Pepco Says It's Ready, But Lengthy Outages Still Likely | WAMU 88.5 - American University Radio

WAMU 88.5 : News

Pepco Says It's Ready, But Lengthy Outages Still Likely

Play associated audio
Pepco says its hired more outside crews for Hurricane Irene than for any other storm.
Matthew Bush
Pepco says its hired more outside crews for Hurricane Irene than for any other storm.

Despite it's woeful track record, Pepco says it is ready for Hurricane Irene.

Last summer, all it took were thunderstorms to knock out power to Pepco customers for nearly a week. Since then, the company has embarked on a much-publicized campaign to upgrade its reliability.

Hurricane Irene will be the first test of those improvements, according to says Joe Rigby, president of Pepco's parent company.

"I'd be very concerned standing in front of you right now if we hadn't embarked on that, given what I think we're facing," says Rigby. "So I anticipate that we will have less damage than what we otherwise would have had."

One change from last year is that Pepco asked for outside help on Tuesday in anticipation of Hurricane Irene.

Still, Rigby adds the storm is strong enough to cause lengthy outages, because bucket trucks can not start restoring power until winds have died down under 35 mph.

NPR

A Puzzle With Everything, Including The Kitchen Sink

Each word provided is an anagram of something you might see in a kitchen. For example, "skin" is an anagram of "sink."
NPR

'Into The Wild' Author Tries Science To Solve Toxic Seed Mystery

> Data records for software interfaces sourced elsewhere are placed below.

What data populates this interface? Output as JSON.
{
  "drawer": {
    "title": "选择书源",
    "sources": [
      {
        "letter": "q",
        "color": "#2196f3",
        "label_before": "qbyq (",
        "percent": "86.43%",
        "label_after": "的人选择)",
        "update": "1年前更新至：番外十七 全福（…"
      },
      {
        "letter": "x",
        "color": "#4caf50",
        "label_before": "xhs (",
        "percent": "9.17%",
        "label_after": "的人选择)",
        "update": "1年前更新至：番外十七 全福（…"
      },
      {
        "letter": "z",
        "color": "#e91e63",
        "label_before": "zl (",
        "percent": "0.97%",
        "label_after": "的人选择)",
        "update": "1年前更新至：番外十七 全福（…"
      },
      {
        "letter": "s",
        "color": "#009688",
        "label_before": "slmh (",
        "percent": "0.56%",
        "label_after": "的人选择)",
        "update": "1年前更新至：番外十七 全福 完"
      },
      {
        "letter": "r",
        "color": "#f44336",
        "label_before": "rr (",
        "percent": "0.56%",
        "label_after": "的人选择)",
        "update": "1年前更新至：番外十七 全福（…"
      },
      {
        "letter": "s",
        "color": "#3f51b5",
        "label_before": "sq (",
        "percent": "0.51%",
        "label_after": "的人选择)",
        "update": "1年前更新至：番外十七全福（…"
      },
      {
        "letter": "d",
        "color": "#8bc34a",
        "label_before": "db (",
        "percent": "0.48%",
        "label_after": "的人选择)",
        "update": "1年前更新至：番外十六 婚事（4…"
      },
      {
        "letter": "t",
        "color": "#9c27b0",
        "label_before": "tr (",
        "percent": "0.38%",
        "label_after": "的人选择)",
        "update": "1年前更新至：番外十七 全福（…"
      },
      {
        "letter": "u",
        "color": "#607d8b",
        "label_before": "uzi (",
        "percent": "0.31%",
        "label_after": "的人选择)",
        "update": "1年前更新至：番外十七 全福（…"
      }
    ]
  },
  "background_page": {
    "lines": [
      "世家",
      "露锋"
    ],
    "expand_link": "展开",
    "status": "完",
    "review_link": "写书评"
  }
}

Jon Krakauer has long been haunted by how Christopher McCandless died in the Alaskan wilderness. In a scientific journal, he and a chemist show that the seeds McCandless consumed can contain a toxin.
NPR

5 Things You Should Know About Carly Fiorina

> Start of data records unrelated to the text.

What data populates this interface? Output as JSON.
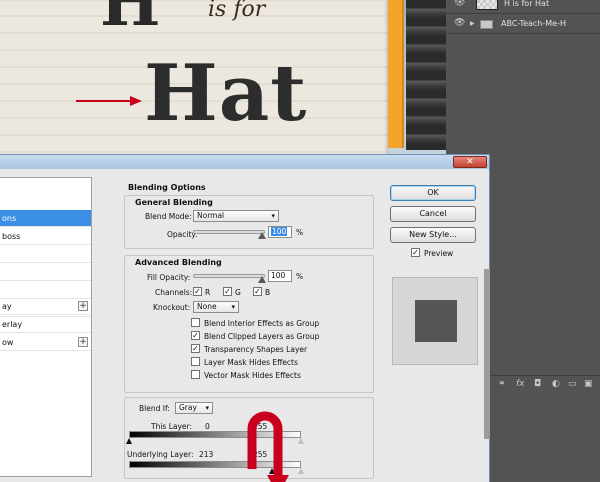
{
  "canvas": {
    "big_letter": "H",
    "is_for": "is for",
    "word": "Hat"
  },
  "layers_panel": {
    "layers": [
      {
        "name": "H is for Hat"
      },
      {
        "name": "ABC-Teach-Me-H"
      }
    ],
    "bottom_icons": [
      "link-icon",
      "fx-icon",
      "mask-icon",
      "adjustment-icon",
      "folder-icon",
      "new-layer-icon",
      "trash-icon"
    ]
  },
  "dialog": {
    "close_label": "✕",
    "styles": [
      {
        "label": "ons",
        "selected": true
      },
      {
        "label": "boss",
        "selected": false
      },
      {
        "label": "",
        "selected": false
      },
      {
        "label": "",
        "selected": false
      },
      {
        "label": "",
        "selected": false
      },
      {
        "label": "",
        "selected": false
      },
      {
        "label": "ay",
        "selected": false,
        "plus": true
      },
      {
        "label": "erlay",
        "selected": false
      },
      {
        "label": "ow",
        "selected": false,
        "plus": true
      }
    ],
    "blending_options": {
      "title": "Blending Options",
      "general": {
        "title": "General Blending",
        "blend_mode_label": "Blend Mode:",
        "blend_mode": "Normal",
        "opacity_label": "Opacity:",
        "opacity_value": "100",
        "opacity_unit": "%"
      },
      "advanced": {
        "title": "Advanced Blending",
        "fill_opacity_label": "Fill Opacity:",
        "fill_opacity_value": "100",
        "fill_opacity_unit": "%",
        "channels_label": "Channels:",
        "channels": [
          {
            "label": "R",
            "checked": true
          },
          {
            "label": "G",
            "checked": true
          },
          {
            "label": "B",
            "checked": true
          }
        ],
        "knockout_label": "Knockout:",
        "knockout_value": "None",
        "options": [
          {
            "label": "Blend Interior Effects as Group",
            "checked": false
          },
          {
            "label": "Blend Clipped Layers as Group",
            "checked": true
          },
          {
            "label": "Transparency Shapes Layer",
            "checked": true
          },
          {
            "label": "Layer Mask Hides Effects",
            "checked": false
          },
          {
            "label": "Vector Mask Hides Effects",
            "checked": false
          }
        ]
      },
      "blend_if": {
        "label": "Blend If:",
        "value": "Gray",
        "this_layer_label": "This Layer:",
        "this_layer_min": "0",
        "this_layer_max": "255",
        "underlying_label": "Underlying Layer:",
        "underlying_min": "213",
        "underlying_max": "255",
        "this_layer_range": [
          0,
          255
        ],
        "underlying_range": [
          213,
          255
        ]
      }
    },
    "buttons": {
      "ok": "OK",
      "cancel": "Cancel",
      "new_style": "New Style...",
      "preview": "Preview",
      "preview_checked": true
    },
    "colors": {
      "selected_row": "#3b8ee6",
      "annotation_arrow": "#c8001e",
      "preview_swatch": "#555555"
    }
  }
}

The former CEO of Hewlett-Packard once had a stint filing and typing for the company. She also dropped out of law school, survived breast cancer and once ran a campaign ad featuring demon sheep.
NPR

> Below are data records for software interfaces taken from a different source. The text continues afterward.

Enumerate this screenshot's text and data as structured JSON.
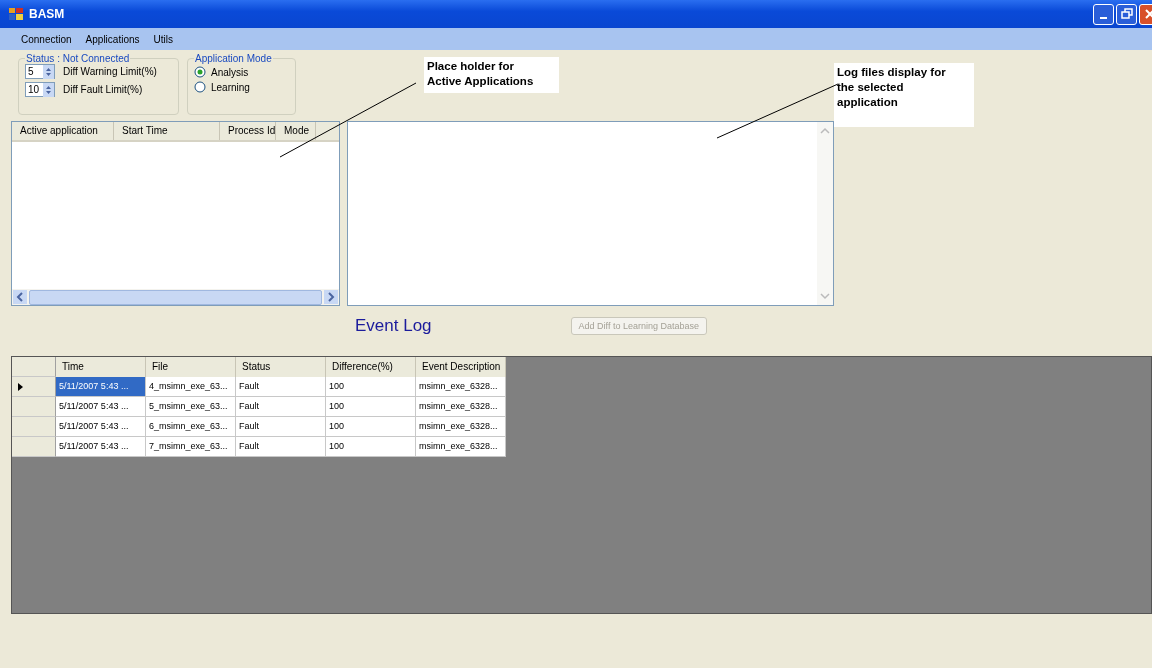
{
  "window": {
    "title": "BASM"
  },
  "menu": [
    "Connection",
    "Applications",
    "Utils"
  ],
  "status_group": {
    "title": "Status : Not Connected",
    "spinners": [
      {
        "value": "5",
        "label": "Diff Warning Limit(%)"
      },
      {
        "value": "10",
        "label": "Diff Fault Limit(%)"
      }
    ]
  },
  "mode_group": {
    "title": "Application Mode",
    "options": [
      {
        "label": "Analysis",
        "selected": true
      },
      {
        "label": "Learning",
        "selected": false
      }
    ]
  },
  "applications": {
    "columns": [
      "Active application",
      "Start Time",
      "Process Id",
      "Mode"
    ]
  },
  "callouts": [
    {
      "lines": [
        "Place holder for",
        "Active Applications"
      ]
    },
    {
      "lines": [
        "Log files display for",
        "the selected",
        "application"
      ]
    }
  ],
  "event_log": {
    "title": "Event Log",
    "button": {
      "label": "Add Diff to Learning Database",
      "disabled": true
    },
    "columns": [
      "Time",
      "File",
      "Status",
      "Difference(%)",
      "Event Description"
    ],
    "rows": [
      {
        "selected": true,
        "cells": [
          "5/11/2007 5:43 ...",
          "4_msimn_exe_63...",
          "Fault",
          "100",
          "msimn_exe_6328..."
        ]
      },
      {
        "selected": false,
        "cells": [
          "5/11/2007 5:43 ...",
          "5_msimn_exe_63...",
          "Fault",
          "100",
          "msimn_exe_6328..."
        ]
      },
      {
        "selected": false,
        "cells": [
          "5/11/2007 5:43 ...",
          "6_msimn_exe_63...",
          "Fault",
          "100",
          "msimn_exe_6328..."
        ]
      },
      {
        "selected": false,
        "cells": [
          "5/11/2007 5:43 ...",
          "7_msimn_exe_63...",
          "Fault",
          "100",
          "msimn_exe_6328..."
        ]
      }
    ]
  }
}
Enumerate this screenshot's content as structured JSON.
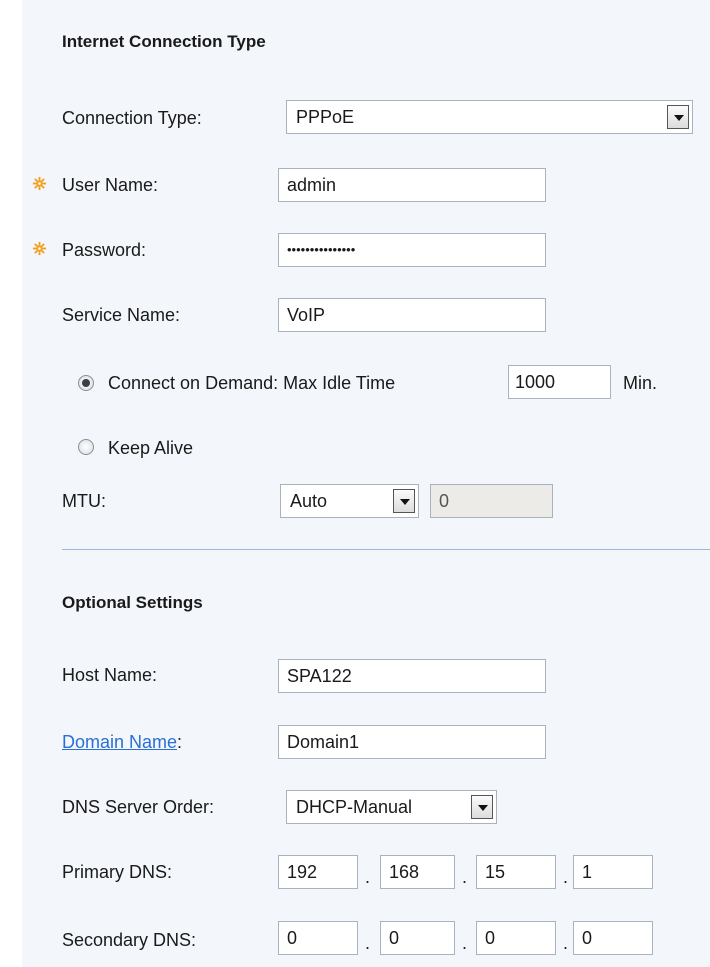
{
  "colors": {
    "panel_bg": "#f3f6fb",
    "required_icon": "#f0a020",
    "link": "#2a6fd6",
    "divider": "#9fb6d6"
  },
  "internet": {
    "title": "Internet Connection Type",
    "connection_type": {
      "label": "Connection Type:",
      "value": "PPPoE"
    },
    "user_name": {
      "label": "User Name:",
      "value": "admin"
    },
    "password": {
      "label": "Password:",
      "value": "•••••••••••••••"
    },
    "service_name": {
      "label": "Service Name:",
      "value": "VoIP"
    },
    "connect_on_demand": {
      "label": "Connect on Demand: Max Idle Time",
      "value": "1000",
      "unit": "Min.",
      "selected": true
    },
    "keep_alive": {
      "label": "Keep Alive",
      "selected": false
    },
    "mtu": {
      "label": "MTU:",
      "mode": "Auto",
      "size": "0"
    }
  },
  "optional": {
    "title": "Optional Settings",
    "host_name": {
      "label": "Host Name:",
      "value": "SPA122"
    },
    "domain_name": {
      "label": "Domain Name",
      "colon": ":",
      "value": "Domain1"
    },
    "dns_order": {
      "label": "DNS Server Order:",
      "value": "DHCP-Manual"
    },
    "primary_dns": {
      "label": "Primary DNS:",
      "octets": [
        "192",
        "168",
        "15",
        "1"
      ]
    },
    "secondary_dns": {
      "label": "Secondary DNS:",
      "octets": [
        "0",
        "0",
        "0",
        "0"
      ]
    },
    "dot": "."
  }
}
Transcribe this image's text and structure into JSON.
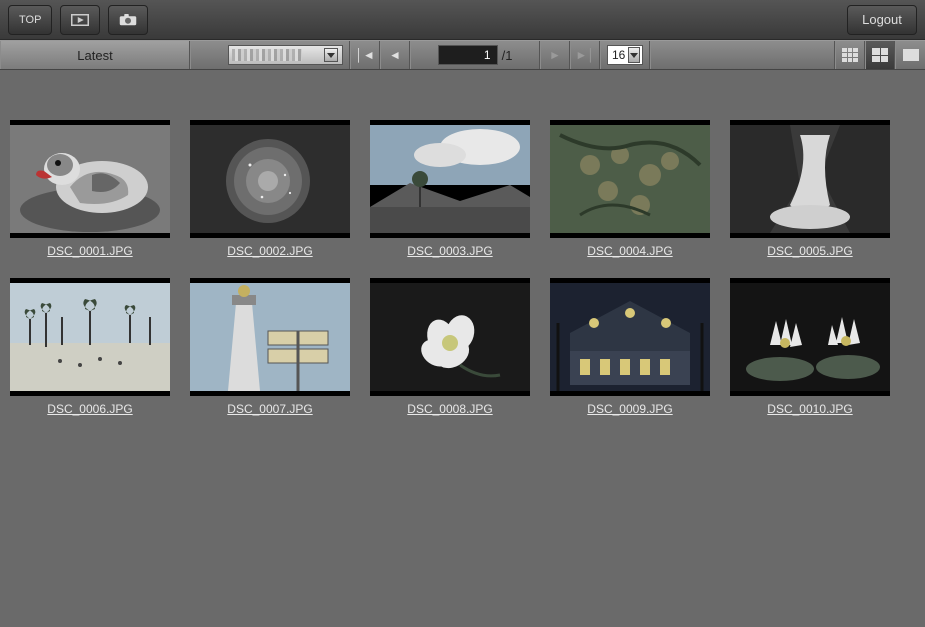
{
  "topbar": {
    "top_label": "TOP",
    "logout_label": "Logout"
  },
  "nav": {
    "latest_label": "Latest",
    "page_current": "1",
    "page_total": "/1",
    "per_page": "16"
  },
  "thumbs": [
    {
      "filename": "DSC_0001.JPG"
    },
    {
      "filename": "DSC_0002.JPG"
    },
    {
      "filename": "DSC_0003.JPG"
    },
    {
      "filename": "DSC_0004.JPG"
    },
    {
      "filename": "DSC_0005.JPG"
    },
    {
      "filename": "DSC_0006.JPG"
    },
    {
      "filename": "DSC_0007.JPG"
    },
    {
      "filename": "DSC_0008.JPG"
    },
    {
      "filename": "DSC_0009.JPG"
    },
    {
      "filename": "DSC_0010.JPG"
    }
  ]
}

3-D Printers Bring Historic Instruments Back To The Future

You just can't stick a modern mouthpiece on an antique saxophone and get the right sound. The answer could be in the lab.

Leave a Comment

Help keep the conversation civil. Please refer to our Terms of Use and Code of Conduct before posting your comments.